  1. In the Package Explorer, double-click Main.java to open its code window. Click to the right of the setContentView(R.layout.main); line. Press the Enter key. To initialize and reference the Button control with the Id name btnRecipe, type Button b = (Button) findViewById(R.id.btnRecipe);

After the code is entered to reference the Button control, point to the red curly line below the first Button command and select Import ‘Button’ (android widget). Click the Save all button on the Standard toolbar to save your work.


***Note: The curly represents the local variable hasn’t been used yet.

  1. Press the Enter key. To code the button listener that awaits user interaction, type b.seton and then wait for a code listing to open. Double-click the first setOnClickListener to select it.

In the parentheses, type new on and press CTRL+spacebar to display an auto-complete listing. Double-click the first choice, which lists an OnClickListener with an Anonymous Inner Type event handler. Point to the red curly line below OnClickListener. Select Import ‘OnClickListener’ (android.View.view).
Type ; (semicolon) after the closing parentheses to complete the auto-generated stub.


  1. To launch the Recipe.java class when the Button control is clicked, click inside the public void onClick(View v) braces on the line after the “TODO” comment. Type startactivity and press CTRL + spacebar. Select the first option, startActivity(Intent intent): void Activity.

In the parentheses, change the intent text by typing new int and then pressing CTRL + spacebar. In the auto-complete listing, select Intent(Context packageContext, Class cls).


In the next set of parentheses, change packageContext to Main.this or (Main_Activity.this) and change cls to Recipe.class. Place a semicolon at the end of the line after the parenthesis. Click the Save All button on the toolbar.
The startActivity code launches the intent to open Recipe.class

c:\documents and settings\slorenz\desktop\supps\hoisington - android comp and intro\i_final figures\c8054_ch02\ch02-f-030.jpg

***Note: In Step 3, the packageContext is replaced with Main because it is the name of the Activity. The term this refers to the present Activity.


CORRECTING ERRORS IN CODE
Using the built-in auto-complete listing to assist you when entering code considerably reduces the likelihood of coding errors. Nevertheless, because you could create one or more errors when entering code, you should understand what to do when a coding error occurs. One possible error you could commit would be to forget a semicolon at the end of a statement. A dialog box opens stating your project containing error(s). Please fix them before running your application. A red curly line identifies the error location. When you point to the red curly line, Java suggests the possible correction to the syntax error in code. Also a red x icon will appear at the line number causing the error.

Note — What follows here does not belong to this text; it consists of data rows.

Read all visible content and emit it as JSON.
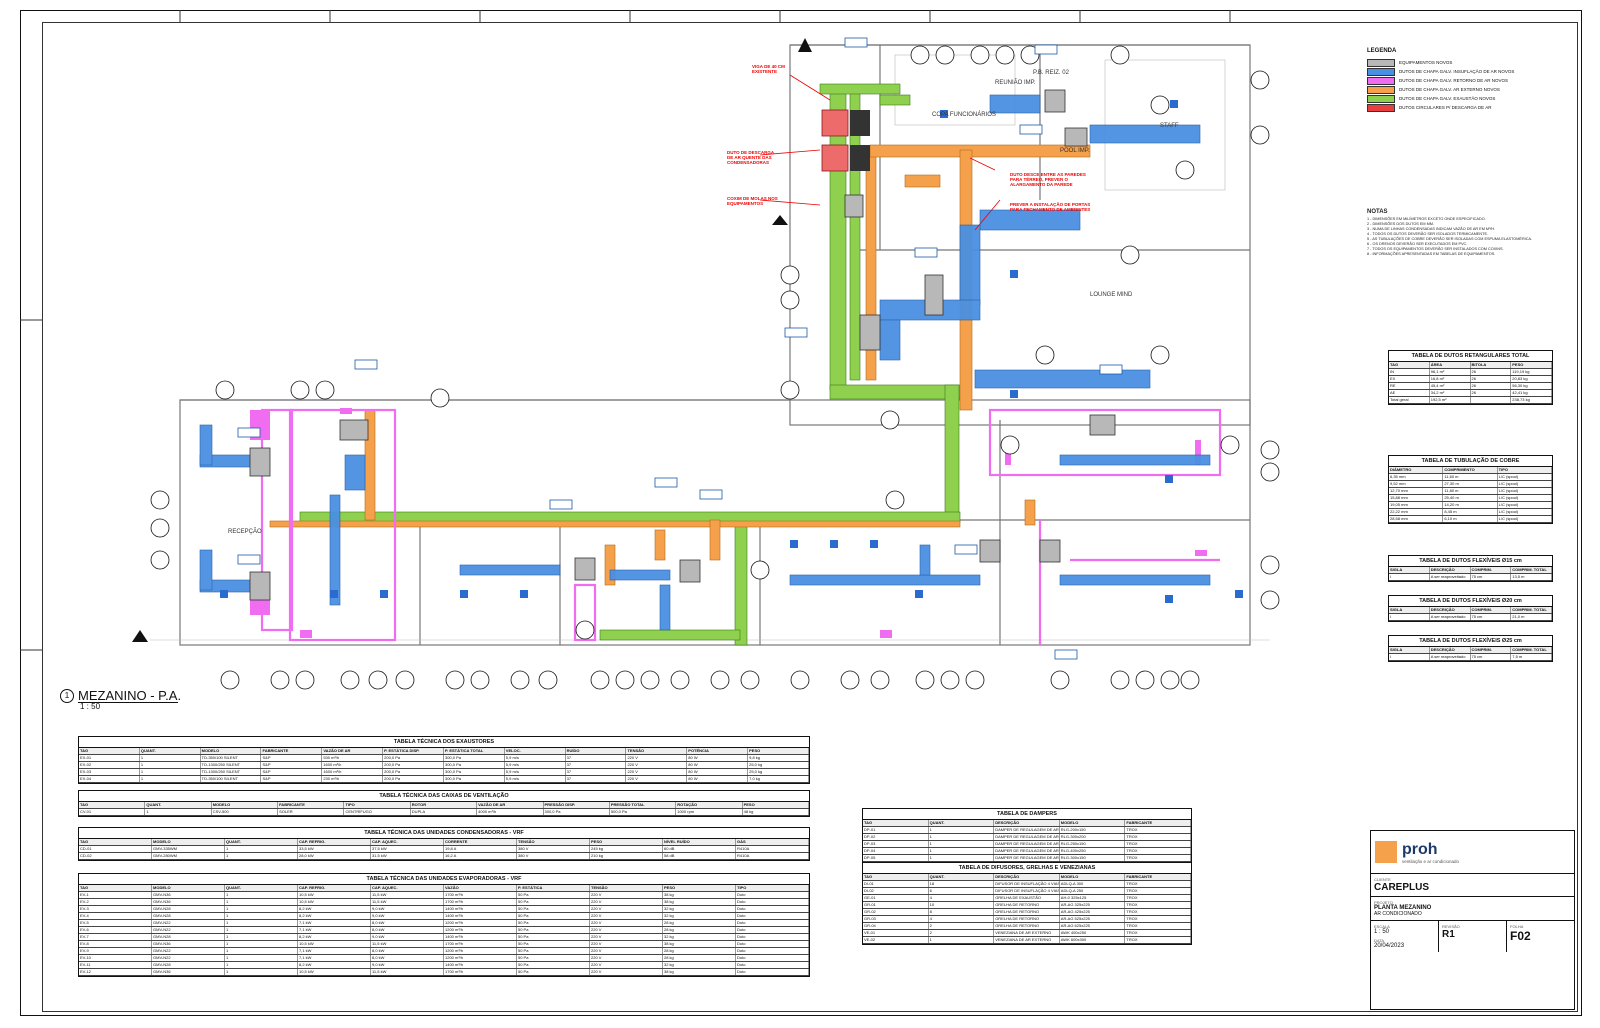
{
  "view": {
    "number": "1",
    "title": "MEZANINO - P.A.",
    "scale": "1 : 50"
  },
  "rooms": {
    "copa": "COPA FUNCIONÁRIOS",
    "reuniao": "REUNIÃO IMP.",
    "pbreiz": "P.B. REIZ. 02",
    "staff": "STAFF",
    "pool": "POOL IMP.",
    "lounge": "LOUNGE MIND",
    "recepcao": "RECEPÇÃO"
  },
  "red_notes": [
    "VIGA DE 40 CM EXISTENTE",
    "DUTO DE DESCARGA DE AR QUENTE DAS CONDENSADORAS",
    "COXIM DE MOLAS NOS EQUIPAMENTOS",
    "DUTO DESCE ENTRE AS PAREDES PARA TÉRREO, PREVER O ALARGAMENTO DA PAREDE",
    "PREVER A INSTALAÇÃO DE PORTAS PARA FECHAMENTO DE AMBIENTES"
  ],
  "legend": {
    "title": "LEGENDA",
    "items": [
      {
        "label": "EQUIPAMENTOS NOVOS",
        "color": "#b8b8b8"
      },
      {
        "label": "DUTOS DE CHAPA GALV. INSUFLAÇÃO DE AR NOVOS",
        "color": "#4a90e2"
      },
      {
        "label": "DUTOS DE CHAPA GALV. RETORNO DE AR NOVOS",
        "color": "#f06cf0"
      },
      {
        "label": "DUTOS DE CHAPA GALV. AR EXTERNO NOVOS",
        "color": "#f5a04a"
      },
      {
        "label": "DUTOS DE CHAPA GALV. EXAUSTÃO NOVOS",
        "color": "#8fd14f"
      },
      {
        "label": "DUTOS CIRCULARES P/ DESCARGA DE AR",
        "color": "#e84040"
      }
    ]
  },
  "notes": {
    "title": "NOTAS",
    "lines": [
      "1 - DIMENSÕES EM MILÍMETROS EXCETO ONDE ESPECIFICADO.",
      "2 - DIMENSÕES DOS DUTOS EM MM.",
      "3 - NUMA DE LINHAS CONDENSADAS INDICAM VAZÃO DE AR EM M³/H.",
      "4 - TODOS OS DUTOS DEVERÃO SER ISOLADOS TERMICAMENTE.",
      "5 - AS TUBULAÇÕES DE COBRE DEVERÃO SER ISOLADAS COM ESPUMA ELASTOMÉRICA.",
      "6 - OS DRENOS DEVERÃO SER EXECUTADOS EM PVC.",
      "7 - TODOS OS EQUIPAMENTOS DEVERÃO SER INSTALADOS COM COXINS.",
      "8 - INFORMAÇÕES APRESENTADAS EM TABELAS DE EQUIPAMENTOS."
    ]
  },
  "tables": {
    "retangulares": {
      "title": "TABELA DE DUTOS RETANGULARES TOTAL",
      "header": [
        "TAG",
        "ÁREA",
        "BITOLA",
        "PESO"
      ],
      "rows": [
        [
          "IN",
          "96,1 m²",
          "26",
          "119,19 kg"
        ],
        [
          "EX",
          "16,8 m²",
          "26",
          "20,83 kg"
        ],
        [
          "RE",
          "45,4 m²",
          "26",
          "56,30 kg"
        ],
        [
          "AE",
          "34,2 m²",
          "26",
          "42,41 kg"
        ],
        [
          "Total geral",
          "192,5 m²",
          "",
          "238,73 kg"
        ]
      ]
    },
    "cobre": {
      "title": "TABELA DE TUBULAÇÃO DE COBRE",
      "header": [
        "DIÂMETRO",
        "COMPRIMENTO",
        "TIPO"
      ],
      "rows": [
        [
          "6,35 mm",
          "11,60 m",
          "L/C (spool)"
        ],
        [
          "9,52 mm",
          "27,30 m",
          "L/C (spool)"
        ],
        [
          "12,70 mm",
          "11,80 m",
          "L/C (spool)"
        ],
        [
          "15,88 mm",
          "25,40 m",
          "L/C (spool)"
        ],
        [
          "19,05 mm",
          "14,20 m",
          "L/C (spool)"
        ],
        [
          "22,22 mm",
          "8,45 m",
          "L/C (spool)"
        ],
        [
          "28,58 mm",
          "6,10 m",
          "L/C (spool)"
        ]
      ]
    },
    "flex15": {
      "title": "TABELA DE DUTOS FLEXÍVEIS Ø15 cm",
      "header": [
        "SIGLA",
        "DESCRIÇÃO",
        "COMPRIM.",
        "COMPRIM. TOTAL"
      ],
      "rows": [
        [
          "I",
          "A ser reaproveitado",
          "75 cm",
          "13,5 m"
        ]
      ]
    },
    "flex20": {
      "title": "TABELA DE DUTOS FLEXÍVEIS Ø20 cm",
      "header": [
        "SIGLA",
        "DESCRIÇÃO",
        "COMPRIM.",
        "COMPRIM. TOTAL"
      ],
      "rows": [
        [
          "I",
          "A ser reaproveitado",
          "75 cm",
          "21,0 m"
        ]
      ]
    },
    "flex25": {
      "title": "TABELA DE DUTOS FLEXÍVEIS Ø25 cm",
      "header": [
        "SIGLA",
        "DESCRIÇÃO",
        "COMPRIM.",
        "COMPRIM. TOTAL"
      ],
      "rows": [
        [
          "I",
          "A ser reaproveitado",
          "75 cm",
          "7,5 m"
        ]
      ]
    },
    "exaustores": {
      "title": "TABELA TÉCNICA DOS EXAUSTORES",
      "header": [
        "TAG",
        "QUANT.",
        "MODELO",
        "FABRICANTE",
        "VAZÃO DE AR",
        "P. ESTÁTICA DISP.",
        "P. ESTÁTICA TOTAL",
        "VELOC.",
        "RUÍDO",
        "TENSÃO",
        "POTÊNCIA",
        "PESO"
      ],
      "rows": [
        [
          "EX-01",
          "1",
          "TD-350/100 SILENT",
          "S&P",
          "530 m³/h",
          "200,0 Pa",
          "300,0 Pa",
          "5,9 m/s",
          "37",
          "220 V",
          "80 W",
          "9,8 kg"
        ],
        [
          "EX-02",
          "1",
          "TD-1300/250 SILENT",
          "S&P",
          "1600 m³/h",
          "200,0 Pa",
          "300,0 Pa",
          "5,9 m/s",
          "37",
          "220 V",
          "80 W",
          "25,0 kg"
        ],
        [
          "EX-03",
          "1",
          "TD-1300/250 SILENT",
          "S&P",
          "1600 m³/h",
          "200,0 Pa",
          "300,0 Pa",
          "5,9 m/s",
          "37",
          "220 V",
          "80 W",
          "25,0 kg"
        ],
        [
          "EX-04",
          "1",
          "TD-350/100 SILENT",
          "S&P",
          "230 m³/h",
          "200,0 Pa",
          "300,0 Pa",
          "5,9 m/s",
          "37",
          "220 V",
          "80 W",
          "7,0 kg"
        ]
      ]
    },
    "caixas": {
      "title": "TABELA TÉCNICA DAS CAIXAS DE VENTILAÇÃO",
      "header": [
        "TAG",
        "QUANT.",
        "MODELO",
        "FABRICANTE",
        "TIPO",
        "ROTOR",
        "VAZÃO DE AR",
        "PRESSÃO DISP.",
        "PRESSÃO TOTAL",
        "ROTAÇÃO",
        "PESO"
      ],
      "rows": [
        [
          "CV-01",
          "1",
          "CSV-500",
          "SOLER",
          "CENTRÍFUGO",
          "DUPLA",
          "4000 m³/h",
          "300,0 Pa",
          "500,0 Pa",
          "1000 rpm",
          "48 kg"
        ]
      ]
    },
    "condensadoras": {
      "title": "TABELA TÉCNICA DAS UNIDADES CONDENSADORAS - VRF",
      "header": [
        "TAG",
        "MODELO",
        "QUANT.",
        "CAP. REFRIG.",
        "CAP. AQUEC.",
        "CORRENTE",
        "TENSÃO",
        "PESO",
        "NÍVEL RUÍDO",
        "GÁS"
      ],
      "rows": [
        [
          "CD-01",
          "GMV-335WM",
          "1",
          "33,5 kW",
          "37,5 kW",
          "19,8 A",
          "380 V",
          "245 kg",
          "60 dB",
          "R410A"
        ],
        [
          "CD-02",
          "GMV-280WM",
          "1",
          "28,0 kW",
          "31,5 kW",
          "16,2 A",
          "380 V",
          "210 kg",
          "58 dB",
          "R410A"
        ]
      ]
    },
    "evaporadoras": {
      "title": "TABELA TÉCNICA DAS UNIDADES EVAPORADORAS - VRF",
      "header": [
        "TAG",
        "MODELO",
        "QUANT.",
        "CAP. REFRIG.",
        "CAP. AQUEC.",
        "VAZÃO",
        "P. ESTÁTICA",
        "TENSÃO",
        "PESO",
        "TIPO"
      ],
      "rows": [
        [
          "EV-1",
          "GMV-N36",
          "1",
          "10,5 kW",
          "11,5 kW",
          "1700 m³/h",
          "50 Pa",
          "220 V",
          "38 kg",
          "Duto"
        ],
        [
          "EV-2",
          "GMV-N36",
          "1",
          "10,5 kW",
          "11,5 kW",
          "1700 m³/h",
          "50 Pa",
          "220 V",
          "38 kg",
          "Duto"
        ],
        [
          "EV-3",
          "GMV-N28",
          "1",
          "8,2 kW",
          "9,0 kW",
          "1400 m³/h",
          "50 Pa",
          "220 V",
          "32 kg",
          "Duto"
        ],
        [
          "EV-4",
          "GMV-N28",
          "1",
          "8,2 kW",
          "9,0 kW",
          "1400 m³/h",
          "50 Pa",
          "220 V",
          "32 kg",
          "Duto"
        ],
        [
          "EV-5",
          "GMV-N22",
          "1",
          "7,1 kW",
          "8,0 kW",
          "1200 m³/h",
          "50 Pa",
          "220 V",
          "28 kg",
          "Duto"
        ],
        [
          "EV-6",
          "GMV-N22",
          "1",
          "7,1 kW",
          "8,0 kW",
          "1200 m³/h",
          "50 Pa",
          "220 V",
          "28 kg",
          "Duto"
        ],
        [
          "EV-7",
          "GMV-N28",
          "1",
          "8,2 kW",
          "9,0 kW",
          "1400 m³/h",
          "50 Pa",
          "220 V",
          "32 kg",
          "Duto"
        ],
        [
          "EV-8",
          "GMV-N36",
          "1",
          "10,5 kW",
          "11,5 kW",
          "1700 m³/h",
          "50 Pa",
          "220 V",
          "38 kg",
          "Duto"
        ],
        [
          "EV-9",
          "GMV-N22",
          "1",
          "7,1 kW",
          "8,0 kW",
          "1200 m³/h",
          "50 Pa",
          "220 V",
          "28 kg",
          "Duto"
        ],
        [
          "EV-10",
          "GMV-N22",
          "1",
          "7,1 kW",
          "8,0 kW",
          "1200 m³/h",
          "50 Pa",
          "220 V",
          "28 kg",
          "Duto"
        ],
        [
          "EV-11",
          "GMV-N28",
          "1",
          "8,2 kW",
          "9,0 kW",
          "1400 m³/h",
          "50 Pa",
          "220 V",
          "32 kg",
          "Duto"
        ],
        [
          "EV-12",
          "GMV-N36",
          "1",
          "10,5 kW",
          "11,5 kW",
          "1700 m³/h",
          "50 Pa",
          "220 V",
          "38 kg",
          "Duto"
        ]
      ]
    },
    "dampers": {
      "title": "TABELA DE DAMPERS",
      "header": [
        "TAG",
        "QUANT.",
        "DESCRIÇÃO",
        "MODELO",
        "FABRICANTE"
      ],
      "rows": [
        [
          "DP-01",
          "1",
          "DAMPER DE REGULAGEM DE AR",
          "RLG-200x150",
          "TROX"
        ],
        [
          "DP-02",
          "1",
          "DAMPER DE REGULAGEM DE AR",
          "RLG-300x200",
          "TROX"
        ],
        [
          "DP-03",
          "1",
          "DAMPER DE REGULAGEM DE AR",
          "RLG-250x150",
          "TROX"
        ],
        [
          "DP-04",
          "1",
          "DAMPER DE REGULAGEM DE AR",
          "RLG-400x250",
          "TROX"
        ],
        [
          "DP-05",
          "1",
          "DAMPER DE REGULAGEM DE AR",
          "RLG-300x150",
          "TROX"
        ]
      ]
    },
    "difusores": {
      "title": "TABELA DE DIFUSORES, GRELHAS E VENEZIANAS",
      "header": [
        "TAG",
        "QUANT.",
        "DESCRIÇÃO",
        "MODELO",
        "FABRICANTE"
      ],
      "rows": [
        [
          "DI-01",
          "18",
          "DIFUSOR DE INSUFLAÇÃO 4 VIAS",
          "ADLQ-A 300",
          "TROX"
        ],
        [
          "DI-02",
          "6",
          "DIFUSOR DE INSUFLAÇÃO 4 VIAS",
          "ADLQ-A 250",
          "TROX"
        ],
        [
          "GE-01",
          "4",
          "GRELHA DE EXAUSTÃO",
          "AH-0 325x125",
          "TROX"
        ],
        [
          "GR-01",
          "10",
          "GRELHA DE RETORNO",
          "AR-AG 325x225",
          "TROX"
        ],
        [
          "GR-02",
          "8",
          "GRELHA DE RETORNO",
          "AR-AG 425x225",
          "TROX"
        ],
        [
          "GR-03",
          "4",
          "GRELHA DE RETORNO",
          "AR-AG 525x225",
          "TROX"
        ],
        [
          "GR-04",
          "2",
          "GRELHA DE RETORNO",
          "AR-AG 625x225",
          "TROX"
        ],
        [
          "VE-01",
          "2",
          "VENEZIANA DE AR EXTERNO",
          "AWK 400x250",
          "TROX"
        ],
        [
          "VE-02",
          "1",
          "VENEZIANA DE AR EXTERNO",
          "AWK 600x300",
          "TROX"
        ]
      ]
    }
  },
  "title_block": {
    "company": "proh",
    "tagline": "ventilação e ar condicionado",
    "client_label": "CLIENTE",
    "client": "CAREPLUS",
    "project_label": "PROJETO",
    "project": "PLANTA MEZANINO",
    "revision_label": "REVISÃO",
    "revision": "R1",
    "sheet_label": "FOLHA",
    "sheet": "F02",
    "scale_label": "ESCALA",
    "scale": "1 : 50",
    "date_label": "DATA",
    "date": "20/04/2023",
    "discipline": "AR CONDICIONADO"
  },
  "colors": {
    "supply": "#4a90e2",
    "return": "#f06cf0",
    "outdoor": "#f5a04a",
    "exhaust": "#8fd14f",
    "discharge": "#e84040",
    "equipment": "#b8b8b8"
  }
}
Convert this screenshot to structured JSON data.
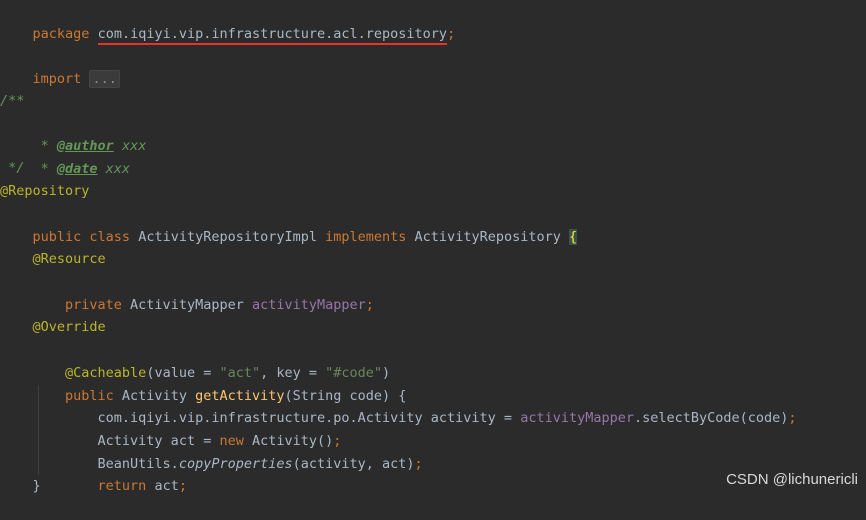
{
  "lines": {
    "l1": {
      "kw": "package",
      "pkg": "com.iqiyi.vip.infrastructure.acl.repository",
      "semi": ";"
    },
    "l2": {
      "kw": "import",
      "fold": "..."
    },
    "l3": {
      "text": "/**"
    },
    "l4": {
      "star": " * ",
      "tag": "@author",
      "val": " xxx"
    },
    "l5": {
      "star": " * ",
      "tag": "@date",
      "val": " xxx"
    },
    "l6": {
      "text": " */"
    },
    "l7": {
      "text": "@Repository"
    },
    "l8": {
      "kw1": "public class",
      "name": " ActivityRepositoryImpl ",
      "kw2": "implements",
      "iface": " ActivityRepository ",
      "brace": "{"
    },
    "l9": {
      "text": "    @Resource"
    },
    "l10": {
      "kw": "    private",
      "type": " ActivityMapper ",
      "field": "activityMapper",
      "semi": ";"
    },
    "l11": {
      "text": "    @Override"
    },
    "l12": {
      "ann": "    @Cacheable",
      "p1": "(value = ",
      "s1": "\"act\"",
      "p2": ", key = ",
      "s2": "\"#code\"",
      "p3": ")"
    },
    "l13": {
      "kw": "    public",
      "type": " Activity ",
      "method": "getActivity",
      "rest": "(String code) {"
    },
    "l14": {
      "a": "        com.iqiyi.vip.infrastructure.po.Activity activity = ",
      "field": "activityMapper",
      "b": ".selectByCode(code)",
      "semi": ";"
    },
    "l15": {
      "a": "        Activity act = ",
      "kw": "new",
      "b": " Activity()",
      "semi": ";"
    },
    "l16": {
      "a": "        BeanUtils.",
      "static": "copyProperties",
      "b": "(activity, act)",
      "semi": ";"
    },
    "l17": {
      "kw": "        return",
      "b": " act",
      "semi": ";"
    },
    "l18": {
      "text": "    }"
    }
  },
  "watermark": "CSDN @lichunericli",
  "colors": {
    "background": "#2b2b2b",
    "keyword": "#cc7832",
    "annotation": "#bbb529",
    "comment": "#629755",
    "field": "#9876aa",
    "string": "#6a8759",
    "method": "#ffc66d",
    "text": "#a9b7c6",
    "underline": "#e8322e"
  }
}
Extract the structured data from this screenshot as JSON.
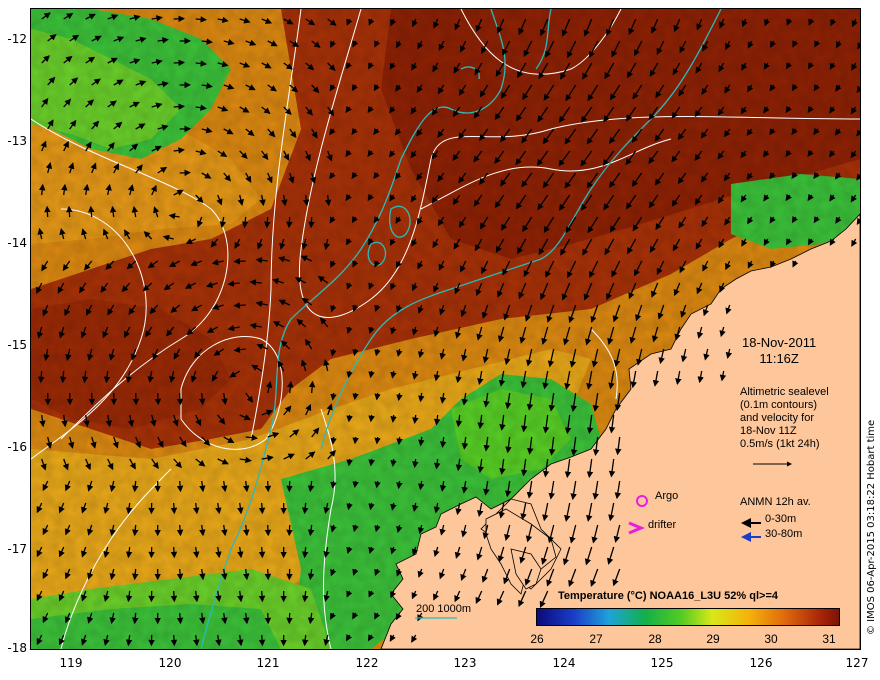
{
  "map": {
    "y_ticks": [
      "-12",
      "-13",
      "-14",
      "-15",
      "-16",
      "-17",
      "-18"
    ],
    "x_ticks": [
      "119",
      "120",
      "121",
      "122",
      "123",
      "124",
      "125",
      "126",
      "127"
    ],
    "lon_range": [
      118.6,
      127.0
    ],
    "lat_range": [
      -11.8,
      -18.0
    ],
    "colors": {
      "land": "#fdc79b",
      "warm_sst": "#a83208",
      "mid_sst": "#d77a10",
      "cool_sst": "#35c034",
      "contour_white": "#ffffff",
      "isobath_cyan": "#2fb8b8",
      "argo_magenta": "#e81ee0",
      "current_blue": "#1a3cc8"
    }
  },
  "annotations": {
    "date": "18-Nov-2011",
    "time": "11:16Z",
    "alti_line1": "Altimetric sealevel",
    "alti_line2": "(0.1m contours)",
    "alti_line3": "and velocity for",
    "alti_line4": "18-Nov 11Z",
    "alti_line5": "0.5m/s (1kt 24h)",
    "argo": "Argo",
    "drifter": "drifter",
    "anmn_title": "ANMN 12h av.",
    "anmn_0": "0-30m",
    "anmn_1": "30-80m",
    "depth_legend": "200  1000m"
  },
  "colorbar": {
    "title": "Temperature (°C) NOAA16_L3U 52% ql>=4",
    "ticks": [
      "26",
      "27",
      "28",
      "29",
      "30",
      "31"
    ]
  },
  "credit": "© IMOS 06-Apr-2015 03:18:22 Hobart time"
}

c:\documents and settings\slorenz\desktop\supps\hoisington - android comp and intro\i_final figures\c8054_ch02\ch02-f-031.jpg
SAVING AND RUNNING THE APPLICATION
Code is automatically saved each time an Android Application is tested in the emulator. Click the save all button if you need to save before completion.


The database is protected by copyright ©ininet.org 2016
send message

    Main page